◆ HOW TO COMPLETE THIS TASK:
Please report how many lines in these records contain the string "Multibeam", and give nothing besides the number.

◆ EXTRACTED RECORDS:
******************************
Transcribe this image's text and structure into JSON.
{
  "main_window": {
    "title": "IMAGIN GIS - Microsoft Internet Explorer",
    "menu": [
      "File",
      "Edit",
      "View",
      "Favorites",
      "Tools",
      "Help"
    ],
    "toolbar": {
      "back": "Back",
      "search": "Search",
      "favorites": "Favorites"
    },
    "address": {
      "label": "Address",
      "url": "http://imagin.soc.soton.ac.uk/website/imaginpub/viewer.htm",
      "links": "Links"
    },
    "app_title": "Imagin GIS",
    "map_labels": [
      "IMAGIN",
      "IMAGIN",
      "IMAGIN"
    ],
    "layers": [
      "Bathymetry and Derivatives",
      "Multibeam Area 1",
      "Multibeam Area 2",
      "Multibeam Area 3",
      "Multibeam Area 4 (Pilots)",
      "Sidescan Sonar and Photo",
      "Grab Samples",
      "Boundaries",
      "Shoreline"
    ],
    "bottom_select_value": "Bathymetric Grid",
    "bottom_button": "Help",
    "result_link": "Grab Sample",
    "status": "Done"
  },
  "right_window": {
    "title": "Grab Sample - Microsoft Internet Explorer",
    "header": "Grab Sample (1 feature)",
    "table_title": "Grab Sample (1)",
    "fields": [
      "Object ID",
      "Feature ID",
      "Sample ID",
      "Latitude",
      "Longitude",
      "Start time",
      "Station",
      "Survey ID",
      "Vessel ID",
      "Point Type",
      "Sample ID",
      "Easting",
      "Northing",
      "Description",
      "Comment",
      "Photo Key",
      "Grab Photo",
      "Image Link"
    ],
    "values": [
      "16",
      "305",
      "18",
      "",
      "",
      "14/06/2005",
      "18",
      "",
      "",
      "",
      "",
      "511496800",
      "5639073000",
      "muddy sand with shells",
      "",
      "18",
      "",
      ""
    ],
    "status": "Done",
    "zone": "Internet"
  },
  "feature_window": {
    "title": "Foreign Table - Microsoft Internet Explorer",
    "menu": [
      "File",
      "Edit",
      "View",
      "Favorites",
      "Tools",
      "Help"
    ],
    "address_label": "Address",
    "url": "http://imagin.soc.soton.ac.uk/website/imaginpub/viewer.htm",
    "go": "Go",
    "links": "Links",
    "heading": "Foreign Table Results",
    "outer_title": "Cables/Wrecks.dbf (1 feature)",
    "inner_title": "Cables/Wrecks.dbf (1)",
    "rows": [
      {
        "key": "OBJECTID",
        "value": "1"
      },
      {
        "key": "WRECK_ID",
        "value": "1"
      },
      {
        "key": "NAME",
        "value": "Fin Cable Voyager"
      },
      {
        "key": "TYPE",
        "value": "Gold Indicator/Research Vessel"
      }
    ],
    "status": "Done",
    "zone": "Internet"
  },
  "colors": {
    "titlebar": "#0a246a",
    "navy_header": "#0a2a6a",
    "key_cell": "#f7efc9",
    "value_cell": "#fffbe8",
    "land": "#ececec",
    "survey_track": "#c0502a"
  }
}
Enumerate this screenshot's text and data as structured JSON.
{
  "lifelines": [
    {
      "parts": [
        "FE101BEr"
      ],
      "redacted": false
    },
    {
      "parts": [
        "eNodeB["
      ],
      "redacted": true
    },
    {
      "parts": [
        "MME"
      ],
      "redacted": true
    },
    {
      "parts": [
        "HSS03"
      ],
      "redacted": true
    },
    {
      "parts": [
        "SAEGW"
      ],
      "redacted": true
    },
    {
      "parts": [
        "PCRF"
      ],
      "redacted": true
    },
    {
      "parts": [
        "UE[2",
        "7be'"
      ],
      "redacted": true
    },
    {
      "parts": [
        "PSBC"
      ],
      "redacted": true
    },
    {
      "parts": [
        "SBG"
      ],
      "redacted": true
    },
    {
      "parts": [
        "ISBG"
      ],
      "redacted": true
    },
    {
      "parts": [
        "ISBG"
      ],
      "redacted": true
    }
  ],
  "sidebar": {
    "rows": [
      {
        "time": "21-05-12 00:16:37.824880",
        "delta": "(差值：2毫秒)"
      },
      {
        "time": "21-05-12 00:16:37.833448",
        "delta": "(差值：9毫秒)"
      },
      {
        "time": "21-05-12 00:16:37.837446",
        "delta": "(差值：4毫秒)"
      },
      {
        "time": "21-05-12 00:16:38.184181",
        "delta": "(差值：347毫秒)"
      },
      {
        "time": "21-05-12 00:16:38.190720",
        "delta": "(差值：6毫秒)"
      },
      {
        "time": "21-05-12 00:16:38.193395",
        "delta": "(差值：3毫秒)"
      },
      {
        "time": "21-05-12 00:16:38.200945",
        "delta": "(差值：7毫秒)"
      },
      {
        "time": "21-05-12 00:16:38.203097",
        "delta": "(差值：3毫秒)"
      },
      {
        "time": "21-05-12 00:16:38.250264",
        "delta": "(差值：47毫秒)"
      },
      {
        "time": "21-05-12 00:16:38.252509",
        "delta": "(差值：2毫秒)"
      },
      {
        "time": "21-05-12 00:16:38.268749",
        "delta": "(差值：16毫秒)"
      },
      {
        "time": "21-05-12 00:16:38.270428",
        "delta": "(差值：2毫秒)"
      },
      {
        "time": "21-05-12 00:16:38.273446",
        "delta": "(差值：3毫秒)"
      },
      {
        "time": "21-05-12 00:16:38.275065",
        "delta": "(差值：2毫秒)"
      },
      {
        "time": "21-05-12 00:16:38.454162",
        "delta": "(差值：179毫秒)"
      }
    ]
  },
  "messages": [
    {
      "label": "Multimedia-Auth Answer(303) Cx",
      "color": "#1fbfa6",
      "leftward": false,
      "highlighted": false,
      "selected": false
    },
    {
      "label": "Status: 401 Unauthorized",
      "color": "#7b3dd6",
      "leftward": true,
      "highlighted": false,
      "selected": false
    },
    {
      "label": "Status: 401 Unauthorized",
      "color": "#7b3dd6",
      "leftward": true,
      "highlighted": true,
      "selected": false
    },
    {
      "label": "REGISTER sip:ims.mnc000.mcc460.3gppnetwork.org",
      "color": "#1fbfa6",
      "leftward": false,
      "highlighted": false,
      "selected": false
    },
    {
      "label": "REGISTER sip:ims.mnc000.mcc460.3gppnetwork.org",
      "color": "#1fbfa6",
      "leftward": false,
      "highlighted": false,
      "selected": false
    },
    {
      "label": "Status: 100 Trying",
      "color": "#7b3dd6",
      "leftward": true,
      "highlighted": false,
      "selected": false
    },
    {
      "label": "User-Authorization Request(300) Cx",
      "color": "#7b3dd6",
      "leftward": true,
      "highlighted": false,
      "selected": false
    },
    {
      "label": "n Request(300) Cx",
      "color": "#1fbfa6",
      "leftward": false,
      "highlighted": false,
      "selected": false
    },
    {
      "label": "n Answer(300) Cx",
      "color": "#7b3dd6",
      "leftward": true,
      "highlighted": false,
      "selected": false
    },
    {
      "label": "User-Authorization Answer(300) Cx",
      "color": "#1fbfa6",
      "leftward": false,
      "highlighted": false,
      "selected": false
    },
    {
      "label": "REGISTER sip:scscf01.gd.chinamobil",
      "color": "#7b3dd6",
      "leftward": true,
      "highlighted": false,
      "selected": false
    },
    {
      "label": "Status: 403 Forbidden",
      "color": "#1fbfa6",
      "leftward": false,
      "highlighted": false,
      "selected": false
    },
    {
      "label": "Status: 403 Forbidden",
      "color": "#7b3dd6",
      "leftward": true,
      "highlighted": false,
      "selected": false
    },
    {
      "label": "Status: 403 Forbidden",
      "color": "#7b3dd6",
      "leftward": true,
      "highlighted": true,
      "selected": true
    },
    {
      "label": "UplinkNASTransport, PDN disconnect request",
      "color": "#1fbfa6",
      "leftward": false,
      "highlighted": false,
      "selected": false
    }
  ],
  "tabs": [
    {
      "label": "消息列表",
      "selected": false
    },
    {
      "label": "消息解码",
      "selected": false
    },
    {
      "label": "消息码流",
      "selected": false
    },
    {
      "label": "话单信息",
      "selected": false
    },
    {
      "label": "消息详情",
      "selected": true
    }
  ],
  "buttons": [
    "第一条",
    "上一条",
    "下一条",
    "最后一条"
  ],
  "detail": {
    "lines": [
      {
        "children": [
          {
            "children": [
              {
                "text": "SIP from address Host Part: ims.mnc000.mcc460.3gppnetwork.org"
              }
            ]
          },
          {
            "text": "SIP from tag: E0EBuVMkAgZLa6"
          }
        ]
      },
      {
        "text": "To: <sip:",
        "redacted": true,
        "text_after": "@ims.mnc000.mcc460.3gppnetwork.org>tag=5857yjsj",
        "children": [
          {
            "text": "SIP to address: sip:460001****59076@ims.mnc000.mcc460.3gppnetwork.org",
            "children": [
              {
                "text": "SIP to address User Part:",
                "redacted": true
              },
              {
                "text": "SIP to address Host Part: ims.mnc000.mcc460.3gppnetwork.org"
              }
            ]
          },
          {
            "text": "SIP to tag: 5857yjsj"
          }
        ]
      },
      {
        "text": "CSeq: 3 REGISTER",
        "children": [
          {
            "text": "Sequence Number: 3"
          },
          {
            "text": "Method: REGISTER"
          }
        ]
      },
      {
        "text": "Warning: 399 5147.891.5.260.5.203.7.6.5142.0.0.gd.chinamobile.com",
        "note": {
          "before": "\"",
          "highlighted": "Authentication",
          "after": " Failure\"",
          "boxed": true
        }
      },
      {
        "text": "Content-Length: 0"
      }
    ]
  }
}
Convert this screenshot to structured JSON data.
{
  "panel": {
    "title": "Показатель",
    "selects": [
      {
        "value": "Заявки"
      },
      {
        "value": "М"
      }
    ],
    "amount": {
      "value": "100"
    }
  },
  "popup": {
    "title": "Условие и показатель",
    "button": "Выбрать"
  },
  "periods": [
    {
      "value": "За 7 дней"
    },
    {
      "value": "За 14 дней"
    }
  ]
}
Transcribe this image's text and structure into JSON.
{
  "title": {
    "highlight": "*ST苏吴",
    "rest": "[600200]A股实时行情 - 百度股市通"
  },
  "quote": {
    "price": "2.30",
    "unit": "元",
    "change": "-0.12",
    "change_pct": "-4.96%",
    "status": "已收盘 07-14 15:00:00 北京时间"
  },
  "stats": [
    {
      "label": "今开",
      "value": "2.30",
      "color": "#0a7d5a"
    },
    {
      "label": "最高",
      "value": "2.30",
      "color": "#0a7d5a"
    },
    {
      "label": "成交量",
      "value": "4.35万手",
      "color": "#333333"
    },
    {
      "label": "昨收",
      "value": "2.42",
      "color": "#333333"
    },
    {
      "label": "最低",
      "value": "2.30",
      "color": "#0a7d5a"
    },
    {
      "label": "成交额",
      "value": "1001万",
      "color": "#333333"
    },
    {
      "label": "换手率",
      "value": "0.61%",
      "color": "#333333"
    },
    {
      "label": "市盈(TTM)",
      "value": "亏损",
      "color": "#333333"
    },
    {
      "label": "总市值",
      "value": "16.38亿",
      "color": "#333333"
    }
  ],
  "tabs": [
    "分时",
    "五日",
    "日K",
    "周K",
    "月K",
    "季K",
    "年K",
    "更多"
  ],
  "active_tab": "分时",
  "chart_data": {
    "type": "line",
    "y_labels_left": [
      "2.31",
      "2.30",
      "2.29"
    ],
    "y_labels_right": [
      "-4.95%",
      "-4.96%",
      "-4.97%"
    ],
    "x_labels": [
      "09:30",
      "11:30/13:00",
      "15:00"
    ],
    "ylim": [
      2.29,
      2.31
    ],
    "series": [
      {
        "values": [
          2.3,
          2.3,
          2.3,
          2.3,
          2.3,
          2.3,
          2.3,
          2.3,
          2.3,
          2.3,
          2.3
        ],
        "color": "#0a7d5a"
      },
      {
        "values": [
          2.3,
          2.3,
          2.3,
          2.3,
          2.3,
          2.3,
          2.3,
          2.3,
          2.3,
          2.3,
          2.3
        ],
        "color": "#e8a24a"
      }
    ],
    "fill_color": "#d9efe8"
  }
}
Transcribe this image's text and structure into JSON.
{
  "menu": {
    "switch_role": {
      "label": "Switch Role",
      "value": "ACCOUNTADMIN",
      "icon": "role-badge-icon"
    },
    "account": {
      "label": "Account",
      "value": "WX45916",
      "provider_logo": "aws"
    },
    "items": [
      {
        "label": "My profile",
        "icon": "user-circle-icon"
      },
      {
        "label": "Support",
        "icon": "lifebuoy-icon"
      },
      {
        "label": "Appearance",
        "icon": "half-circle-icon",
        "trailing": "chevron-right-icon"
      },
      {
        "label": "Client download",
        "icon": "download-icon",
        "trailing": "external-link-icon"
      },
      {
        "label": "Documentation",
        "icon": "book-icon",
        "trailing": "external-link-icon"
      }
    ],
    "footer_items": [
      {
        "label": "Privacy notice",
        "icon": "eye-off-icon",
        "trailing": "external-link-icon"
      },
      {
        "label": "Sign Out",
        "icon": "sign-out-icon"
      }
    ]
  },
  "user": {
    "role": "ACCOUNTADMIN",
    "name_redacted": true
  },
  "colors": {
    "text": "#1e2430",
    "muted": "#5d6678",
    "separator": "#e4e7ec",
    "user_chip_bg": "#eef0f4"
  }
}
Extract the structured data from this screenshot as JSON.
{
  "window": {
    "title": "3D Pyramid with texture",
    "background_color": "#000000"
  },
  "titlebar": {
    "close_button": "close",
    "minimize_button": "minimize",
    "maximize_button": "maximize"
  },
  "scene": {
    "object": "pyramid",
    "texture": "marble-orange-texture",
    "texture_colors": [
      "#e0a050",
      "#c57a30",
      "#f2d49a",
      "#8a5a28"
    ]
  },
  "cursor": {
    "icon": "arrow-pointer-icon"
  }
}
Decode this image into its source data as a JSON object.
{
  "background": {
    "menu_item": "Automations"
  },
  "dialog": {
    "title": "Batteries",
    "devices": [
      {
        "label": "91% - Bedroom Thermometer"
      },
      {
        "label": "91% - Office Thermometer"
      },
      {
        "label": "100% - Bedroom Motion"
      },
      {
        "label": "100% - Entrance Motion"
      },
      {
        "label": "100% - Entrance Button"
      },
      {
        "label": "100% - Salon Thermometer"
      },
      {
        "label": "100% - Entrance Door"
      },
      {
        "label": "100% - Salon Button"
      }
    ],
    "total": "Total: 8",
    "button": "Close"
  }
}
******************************
◆ SOLUTION FOR THIS EXERCISE:
4